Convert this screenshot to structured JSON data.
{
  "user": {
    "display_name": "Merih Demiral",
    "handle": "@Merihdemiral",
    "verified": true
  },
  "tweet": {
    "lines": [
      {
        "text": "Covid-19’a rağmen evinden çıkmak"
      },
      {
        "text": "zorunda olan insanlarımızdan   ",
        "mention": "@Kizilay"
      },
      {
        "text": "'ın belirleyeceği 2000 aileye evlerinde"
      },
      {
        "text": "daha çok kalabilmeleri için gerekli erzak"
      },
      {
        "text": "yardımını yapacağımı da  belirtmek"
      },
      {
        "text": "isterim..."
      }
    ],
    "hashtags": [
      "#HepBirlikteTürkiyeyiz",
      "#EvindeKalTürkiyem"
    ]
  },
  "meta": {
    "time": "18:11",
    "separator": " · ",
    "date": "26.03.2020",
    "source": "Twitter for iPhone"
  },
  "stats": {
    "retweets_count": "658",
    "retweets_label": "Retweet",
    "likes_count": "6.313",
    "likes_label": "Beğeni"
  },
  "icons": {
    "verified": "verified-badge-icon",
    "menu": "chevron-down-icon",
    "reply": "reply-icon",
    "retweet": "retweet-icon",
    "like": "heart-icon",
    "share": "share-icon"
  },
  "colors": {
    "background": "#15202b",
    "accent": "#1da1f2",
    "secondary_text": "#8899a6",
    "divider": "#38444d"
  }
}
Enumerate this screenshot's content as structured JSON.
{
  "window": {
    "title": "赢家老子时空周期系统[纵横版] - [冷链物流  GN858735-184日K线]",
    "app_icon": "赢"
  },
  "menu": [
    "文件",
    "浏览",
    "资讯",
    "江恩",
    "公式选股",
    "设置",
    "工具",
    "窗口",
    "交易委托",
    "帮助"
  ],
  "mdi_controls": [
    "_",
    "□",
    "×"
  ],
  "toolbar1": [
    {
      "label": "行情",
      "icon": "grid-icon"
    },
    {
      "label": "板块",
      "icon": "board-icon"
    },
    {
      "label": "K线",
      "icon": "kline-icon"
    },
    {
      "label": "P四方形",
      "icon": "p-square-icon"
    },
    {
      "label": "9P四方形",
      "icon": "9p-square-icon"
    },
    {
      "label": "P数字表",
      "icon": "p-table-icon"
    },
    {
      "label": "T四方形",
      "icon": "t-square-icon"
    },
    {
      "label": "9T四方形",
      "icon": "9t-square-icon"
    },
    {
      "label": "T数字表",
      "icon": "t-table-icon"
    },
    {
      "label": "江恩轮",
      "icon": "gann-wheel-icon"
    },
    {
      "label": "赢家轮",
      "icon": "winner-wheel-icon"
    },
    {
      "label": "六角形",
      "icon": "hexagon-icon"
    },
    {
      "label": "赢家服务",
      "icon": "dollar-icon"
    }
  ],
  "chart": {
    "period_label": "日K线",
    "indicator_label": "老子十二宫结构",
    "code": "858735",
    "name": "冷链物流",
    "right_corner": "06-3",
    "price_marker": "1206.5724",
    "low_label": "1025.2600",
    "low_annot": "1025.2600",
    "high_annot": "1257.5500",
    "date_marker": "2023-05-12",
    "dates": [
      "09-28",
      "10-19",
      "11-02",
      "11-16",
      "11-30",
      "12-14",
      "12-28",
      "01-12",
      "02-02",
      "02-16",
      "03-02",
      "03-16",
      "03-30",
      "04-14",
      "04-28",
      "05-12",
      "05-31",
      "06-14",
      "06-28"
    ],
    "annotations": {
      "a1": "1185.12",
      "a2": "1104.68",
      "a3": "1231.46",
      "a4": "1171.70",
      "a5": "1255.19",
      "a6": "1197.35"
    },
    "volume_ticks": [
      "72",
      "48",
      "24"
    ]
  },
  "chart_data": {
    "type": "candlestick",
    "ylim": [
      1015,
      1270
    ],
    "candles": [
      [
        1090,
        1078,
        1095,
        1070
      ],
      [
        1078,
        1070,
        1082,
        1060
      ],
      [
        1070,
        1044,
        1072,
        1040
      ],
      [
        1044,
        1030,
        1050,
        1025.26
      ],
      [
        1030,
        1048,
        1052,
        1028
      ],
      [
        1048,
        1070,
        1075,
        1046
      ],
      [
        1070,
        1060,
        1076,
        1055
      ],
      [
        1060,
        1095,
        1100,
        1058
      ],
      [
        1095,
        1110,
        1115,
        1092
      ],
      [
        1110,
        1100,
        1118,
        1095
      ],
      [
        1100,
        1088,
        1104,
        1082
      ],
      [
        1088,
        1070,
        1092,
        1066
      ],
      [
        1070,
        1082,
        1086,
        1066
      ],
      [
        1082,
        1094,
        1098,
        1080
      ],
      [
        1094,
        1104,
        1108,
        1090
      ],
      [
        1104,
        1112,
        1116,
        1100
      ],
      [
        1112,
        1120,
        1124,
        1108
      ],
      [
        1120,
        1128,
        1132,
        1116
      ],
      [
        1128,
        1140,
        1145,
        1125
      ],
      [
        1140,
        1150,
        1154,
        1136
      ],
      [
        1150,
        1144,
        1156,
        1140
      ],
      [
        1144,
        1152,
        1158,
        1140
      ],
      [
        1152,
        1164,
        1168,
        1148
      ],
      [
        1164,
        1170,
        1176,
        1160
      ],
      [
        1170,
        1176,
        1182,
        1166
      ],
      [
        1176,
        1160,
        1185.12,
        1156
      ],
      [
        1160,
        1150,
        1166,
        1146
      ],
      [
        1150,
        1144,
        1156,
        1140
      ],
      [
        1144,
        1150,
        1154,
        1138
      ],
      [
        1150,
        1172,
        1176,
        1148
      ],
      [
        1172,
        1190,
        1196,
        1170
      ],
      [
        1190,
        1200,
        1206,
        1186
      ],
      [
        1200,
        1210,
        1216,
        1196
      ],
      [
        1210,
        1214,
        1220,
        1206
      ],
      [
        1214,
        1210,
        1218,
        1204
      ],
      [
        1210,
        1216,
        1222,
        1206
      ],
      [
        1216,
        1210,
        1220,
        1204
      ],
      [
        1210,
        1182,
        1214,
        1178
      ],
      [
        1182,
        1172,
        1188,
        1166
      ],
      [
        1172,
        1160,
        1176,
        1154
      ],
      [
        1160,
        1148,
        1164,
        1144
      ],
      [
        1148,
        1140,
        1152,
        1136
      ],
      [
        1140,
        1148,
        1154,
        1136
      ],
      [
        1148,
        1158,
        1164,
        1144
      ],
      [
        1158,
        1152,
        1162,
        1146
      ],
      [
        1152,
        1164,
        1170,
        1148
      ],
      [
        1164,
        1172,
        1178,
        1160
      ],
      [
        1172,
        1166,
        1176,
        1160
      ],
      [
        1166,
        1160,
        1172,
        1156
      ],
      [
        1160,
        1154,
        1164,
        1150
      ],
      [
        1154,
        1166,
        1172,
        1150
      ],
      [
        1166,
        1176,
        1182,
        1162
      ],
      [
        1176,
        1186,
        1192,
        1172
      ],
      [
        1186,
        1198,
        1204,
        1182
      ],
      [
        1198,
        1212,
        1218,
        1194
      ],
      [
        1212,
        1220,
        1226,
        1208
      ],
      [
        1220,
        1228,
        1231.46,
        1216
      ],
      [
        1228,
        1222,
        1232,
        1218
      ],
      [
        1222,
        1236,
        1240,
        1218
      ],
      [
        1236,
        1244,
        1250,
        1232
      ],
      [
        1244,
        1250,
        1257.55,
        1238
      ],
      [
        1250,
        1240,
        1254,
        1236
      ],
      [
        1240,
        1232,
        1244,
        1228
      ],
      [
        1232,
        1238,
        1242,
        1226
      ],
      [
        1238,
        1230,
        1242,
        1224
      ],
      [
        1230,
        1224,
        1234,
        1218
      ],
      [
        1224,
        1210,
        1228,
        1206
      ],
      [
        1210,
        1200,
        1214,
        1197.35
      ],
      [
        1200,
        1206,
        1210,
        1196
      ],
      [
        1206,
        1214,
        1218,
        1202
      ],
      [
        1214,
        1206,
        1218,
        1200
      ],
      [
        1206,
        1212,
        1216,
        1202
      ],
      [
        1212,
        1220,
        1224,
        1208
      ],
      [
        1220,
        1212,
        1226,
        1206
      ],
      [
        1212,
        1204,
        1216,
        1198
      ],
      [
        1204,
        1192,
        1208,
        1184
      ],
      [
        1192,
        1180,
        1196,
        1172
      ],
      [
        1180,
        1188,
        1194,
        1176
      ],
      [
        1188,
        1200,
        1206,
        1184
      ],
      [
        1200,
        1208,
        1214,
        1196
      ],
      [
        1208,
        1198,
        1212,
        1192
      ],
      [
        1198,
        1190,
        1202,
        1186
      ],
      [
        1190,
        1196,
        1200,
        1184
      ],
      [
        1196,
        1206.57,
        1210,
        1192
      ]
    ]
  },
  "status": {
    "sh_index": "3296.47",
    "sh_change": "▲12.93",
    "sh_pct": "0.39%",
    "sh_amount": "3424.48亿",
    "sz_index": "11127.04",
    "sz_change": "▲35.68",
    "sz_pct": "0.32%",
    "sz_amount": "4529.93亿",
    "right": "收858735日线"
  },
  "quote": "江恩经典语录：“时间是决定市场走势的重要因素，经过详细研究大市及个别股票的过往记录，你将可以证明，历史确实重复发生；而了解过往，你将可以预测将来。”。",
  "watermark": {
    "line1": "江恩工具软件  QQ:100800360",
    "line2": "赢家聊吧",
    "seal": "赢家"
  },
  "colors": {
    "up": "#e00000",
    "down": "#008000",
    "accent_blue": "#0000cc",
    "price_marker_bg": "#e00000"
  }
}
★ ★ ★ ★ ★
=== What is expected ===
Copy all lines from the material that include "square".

=== Output below ===
      "icon": "p-square-icon"
      "icon": "9p-square-icon"
      "icon": "t-square-icon"
      "icon": "9t-square-icon"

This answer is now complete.